[Instructions for the task]: Write out the records in full and without alteration, setting aside their pictures.

[Extracted information]:
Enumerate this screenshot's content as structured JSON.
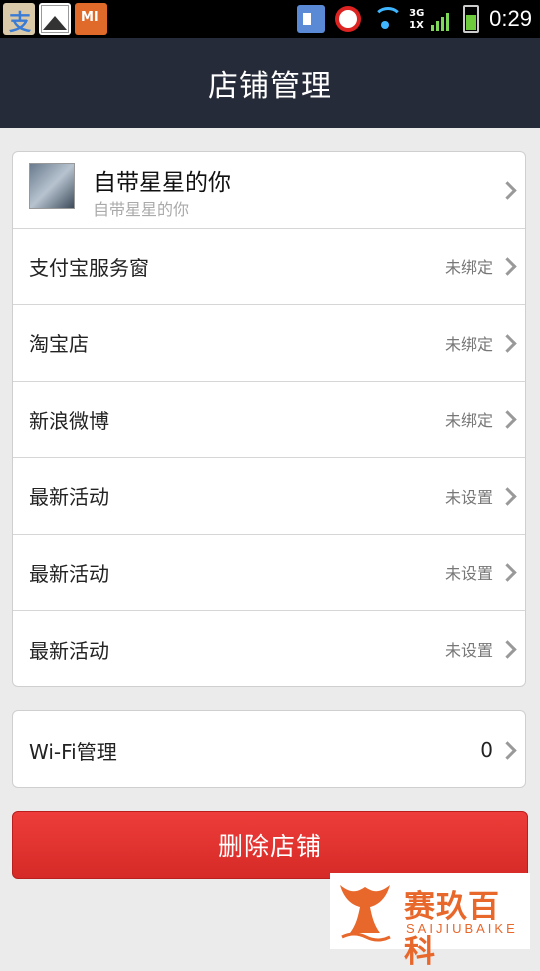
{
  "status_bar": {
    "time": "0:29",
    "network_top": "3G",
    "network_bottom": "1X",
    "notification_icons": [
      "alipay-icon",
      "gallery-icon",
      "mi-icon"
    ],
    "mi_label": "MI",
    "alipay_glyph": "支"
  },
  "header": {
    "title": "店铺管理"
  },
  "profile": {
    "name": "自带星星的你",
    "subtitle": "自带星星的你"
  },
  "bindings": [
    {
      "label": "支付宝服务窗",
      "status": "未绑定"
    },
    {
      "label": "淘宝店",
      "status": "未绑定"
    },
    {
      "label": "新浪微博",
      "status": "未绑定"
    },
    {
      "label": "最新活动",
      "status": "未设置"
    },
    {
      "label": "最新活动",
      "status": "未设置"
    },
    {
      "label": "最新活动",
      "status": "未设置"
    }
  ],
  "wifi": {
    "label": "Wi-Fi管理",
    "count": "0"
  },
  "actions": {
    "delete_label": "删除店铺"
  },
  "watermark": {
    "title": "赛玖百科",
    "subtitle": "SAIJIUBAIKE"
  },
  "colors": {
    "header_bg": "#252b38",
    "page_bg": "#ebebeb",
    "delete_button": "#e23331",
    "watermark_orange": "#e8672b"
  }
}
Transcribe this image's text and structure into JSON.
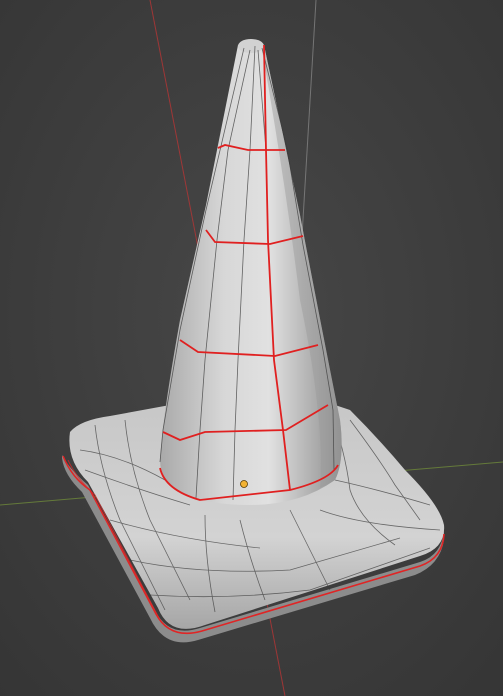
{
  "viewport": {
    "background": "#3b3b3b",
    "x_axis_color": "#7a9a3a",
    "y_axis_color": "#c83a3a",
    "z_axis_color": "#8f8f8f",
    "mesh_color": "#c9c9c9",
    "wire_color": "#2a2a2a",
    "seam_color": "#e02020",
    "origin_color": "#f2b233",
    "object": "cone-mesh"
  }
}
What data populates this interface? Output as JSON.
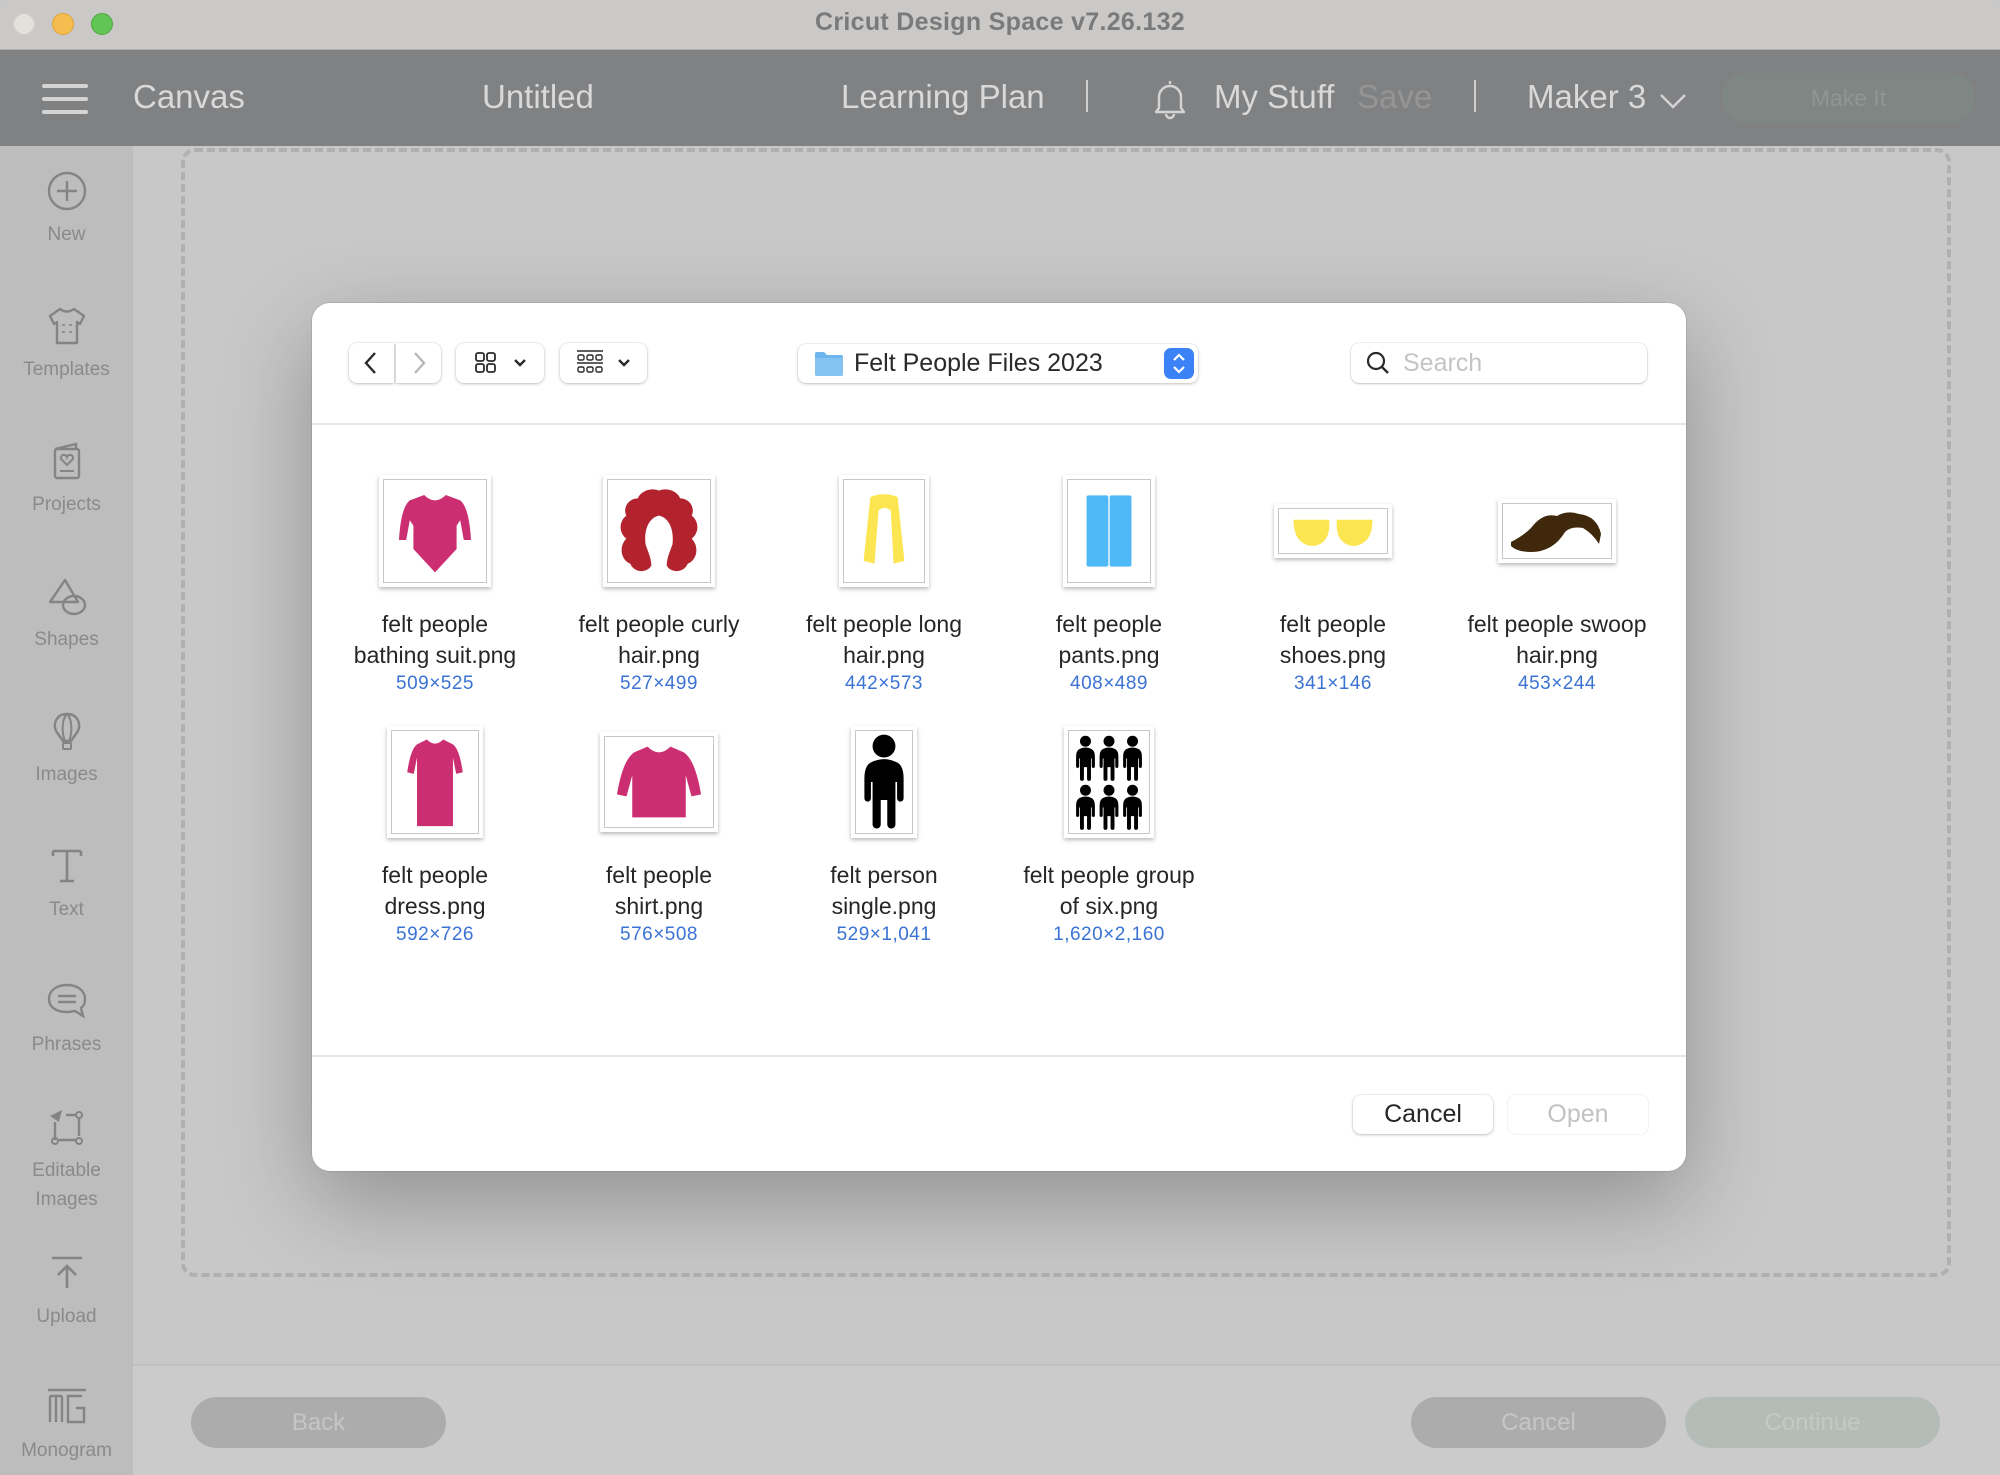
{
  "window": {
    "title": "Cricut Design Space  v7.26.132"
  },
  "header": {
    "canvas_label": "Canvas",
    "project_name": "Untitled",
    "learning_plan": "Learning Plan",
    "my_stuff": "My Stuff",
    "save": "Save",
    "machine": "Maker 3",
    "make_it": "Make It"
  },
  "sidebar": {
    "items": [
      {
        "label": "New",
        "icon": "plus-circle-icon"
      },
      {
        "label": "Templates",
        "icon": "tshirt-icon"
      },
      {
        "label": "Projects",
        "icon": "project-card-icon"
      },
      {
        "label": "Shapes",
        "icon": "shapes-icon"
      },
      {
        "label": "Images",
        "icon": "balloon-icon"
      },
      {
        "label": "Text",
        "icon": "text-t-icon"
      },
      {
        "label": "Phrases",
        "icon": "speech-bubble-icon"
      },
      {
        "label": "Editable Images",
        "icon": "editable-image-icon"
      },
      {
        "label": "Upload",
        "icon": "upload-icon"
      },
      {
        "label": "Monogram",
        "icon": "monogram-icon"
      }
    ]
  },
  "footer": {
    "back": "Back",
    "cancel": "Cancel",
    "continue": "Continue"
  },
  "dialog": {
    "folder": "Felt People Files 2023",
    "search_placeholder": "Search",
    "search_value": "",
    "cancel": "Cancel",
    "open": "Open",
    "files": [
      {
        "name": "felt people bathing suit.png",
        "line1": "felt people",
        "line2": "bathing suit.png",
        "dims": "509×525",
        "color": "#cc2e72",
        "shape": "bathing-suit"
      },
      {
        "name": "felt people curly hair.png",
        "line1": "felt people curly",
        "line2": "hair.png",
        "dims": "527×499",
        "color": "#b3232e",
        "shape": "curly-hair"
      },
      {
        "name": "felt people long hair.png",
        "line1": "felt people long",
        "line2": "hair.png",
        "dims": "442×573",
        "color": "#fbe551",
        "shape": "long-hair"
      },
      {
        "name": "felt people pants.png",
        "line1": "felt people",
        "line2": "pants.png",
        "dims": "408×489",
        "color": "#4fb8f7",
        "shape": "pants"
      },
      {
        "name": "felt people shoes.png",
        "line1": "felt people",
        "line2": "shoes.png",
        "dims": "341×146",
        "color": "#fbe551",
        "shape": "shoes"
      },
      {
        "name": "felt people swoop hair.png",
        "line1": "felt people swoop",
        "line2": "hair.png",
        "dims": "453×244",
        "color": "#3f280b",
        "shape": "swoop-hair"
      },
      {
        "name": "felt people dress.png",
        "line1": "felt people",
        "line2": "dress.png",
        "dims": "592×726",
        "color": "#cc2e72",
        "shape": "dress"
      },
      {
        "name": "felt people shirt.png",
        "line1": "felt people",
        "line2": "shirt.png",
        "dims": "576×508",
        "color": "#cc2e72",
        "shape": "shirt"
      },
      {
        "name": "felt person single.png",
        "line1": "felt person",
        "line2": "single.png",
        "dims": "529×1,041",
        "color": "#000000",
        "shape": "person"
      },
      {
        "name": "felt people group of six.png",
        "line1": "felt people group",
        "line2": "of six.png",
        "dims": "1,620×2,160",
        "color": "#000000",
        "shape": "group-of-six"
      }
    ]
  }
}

[Task result]:
Enumerate this screenshot's content as structured JSON.
{
  "status_bar": {
    "time": "0:29",
    "network_top": "3G",
    "network_bottom": "1X",
    "notification_icons": [
      "alipay-icon",
      "gallery-icon",
      "mi-icon"
    ],
    "mi_label": "MI",
    "alipay_glyph": "支"
  },
  "header": {
    "title": "店铺管理"
  },
  "profile": {
    "name": "自带星星的你",
    "subtitle": "自带星星的你"
  },
  "bindings": [
    {
      "label": "支付宝服务窗",
      "status": "未绑定"
    },
    {
      "label": "淘宝店",
      "status": "未绑定"
    },
    {
      "label": "新浪微博",
      "status": "未绑定"
    },
    {
      "label": "最新活动",
      "status": "未设置"
    },
    {
      "label": "最新活动",
      "status": "未设置"
    },
    {
      "label": "最新活动",
      "status": "未设置"
    }
  ],
  "wifi": {
    "label": "Wi-Fi管理",
    "count": "0"
  },
  "actions": {
    "delete_label": "删除店铺"
  },
  "watermark": {
    "title": "赛玖百科",
    "subtitle": "SAIJIUBAIKE"
  },
  "colors": {
    "header_bg": "#252b38",
    "page_bg": "#ebebeb",
    "delete_button": "#e23331",
    "watermark_orange": "#e8672b"
  }
}
Transcribe this image's text and structure into JSON.
{
  "viewport": {
    "background": "#3b3b3b",
    "x_axis_color": "#7a9a3a",
    "y_axis_color": "#c83a3a",
    "z_axis_color": "#8f8f8f",
    "mesh_color": "#c9c9c9",
    "wire_color": "#2a2a2a",
    "seam_color": "#e02020",
    "origin_color": "#f2b233",
    "object": "cone-mesh"
  }
}
What data populates this interface? Output as JSON.
{
  "window": {
    "title": "Cricut Design Space  v7.26.132"
  },
  "header": {
    "canvas_label": "Canvas",
    "project_name": "Untitled",
    "learning_plan": "Learning Plan",
    "my_stuff": "My Stuff",
    "save": "Save",
    "machine": "Maker 3",
    "make_it": "Make It"
  },
  "sidebar": {
    "items": [
      {
        "label": "New",
        "icon": "plus-circle-icon"
      },
      {
        "label": "Templates",
        "icon": "tshirt-icon"
      },
      {
        "label": "Projects",
        "icon": "project-card-icon"
      },
      {
        "label": "Shapes",
        "icon": "shapes-icon"
      },
      {
        "label": "Images",
        "icon": "balloon-icon"
      },
      {
        "label": "Text",
        "icon": "text-t-icon"
      },
      {
        "label": "Phrases",
        "icon": "speech-bubble-icon"
      },
      {
        "label": "Editable Images",
        "icon": "editable-image-icon"
      },
      {
        "label": "Upload",
        "icon": "upload-icon"
      },
      {
        "label": "Monogram",
        "icon": "monogram-icon"
      }
    ]
  },
  "footer": {
    "back": "Back",
    "cancel": "Cancel",
    "continue": "Continue"
  },
  "dialog": {
    "folder": "Felt People Files 2023",
    "search_placeholder": "Search",
    "search_value": "",
    "cancel": "Cancel",
    "open": "Open",
    "files": [
      {
        "name": "felt people bathing suit.png",
        "line1": "felt people",
        "line2": "bathing suit.png",
        "dims": "509×525",
        "color": "#cc2e72",
        "shape": "bathing-suit"
      },
      {
        "name": "felt people curly hair.png",
        "line1": "felt people curly",
        "line2": "hair.png",
        "dims": "527×499",
        "color": "#b3232e",
        "shape": "curly-hair"
      },
      {
        "name": "felt people long hair.png",
        "line1": "felt people long",
        "line2": "hair.png",
        "dims": "442×573",
        "color": "#fbe551",
        "shape": "long-hair"
      },
      {
        "name": "felt people pants.png",
        "line1": "felt people",
        "line2": "pants.png",
        "dims": "408×489",
        "color": "#4fb8f7",
        "shape": "pants"
      },
      {
        "name": "felt people shoes.png",
        "line1": "felt people",
        "line2": "shoes.png",
        "dims": "341×146",
        "color": "#fbe551",
        "shape": "shoes"
      },
      {
        "name": "felt people swoop hair.png",
        "line1": "felt people swoop",
        "line2": "hair.png",
        "dims": "453×244",
        "color": "#3f280b",
        "shape": "swoop-hair"
      },
      {
        "name": "felt people dress.png",
        "line1": "felt people",
        "line2": "dress.png",
        "dims": "592×726",
        "color": "#cc2e72",
        "shape": "dress"
      },
      {
        "name": "felt people shirt.png",
        "line1": "felt people",
        "line2": "shirt.png",
        "dims": "576×508",
        "color": "#cc2e72",
        "shape": "shirt"
      },
      {
        "name": "felt person single.png",
        "line1": "felt person",
        "line2": "single.png",
        "dims": "529×1,041",
        "color": "#000000",
        "shape": "person"
      },
      {
        "name": "felt people group of six.png",
        "line1": "felt people group",
        "line2": "of six.png",
        "dims": "1,620×2,160",
        "color": "#000000",
        "shape": "group-of-six"
      }
    ]
  }
}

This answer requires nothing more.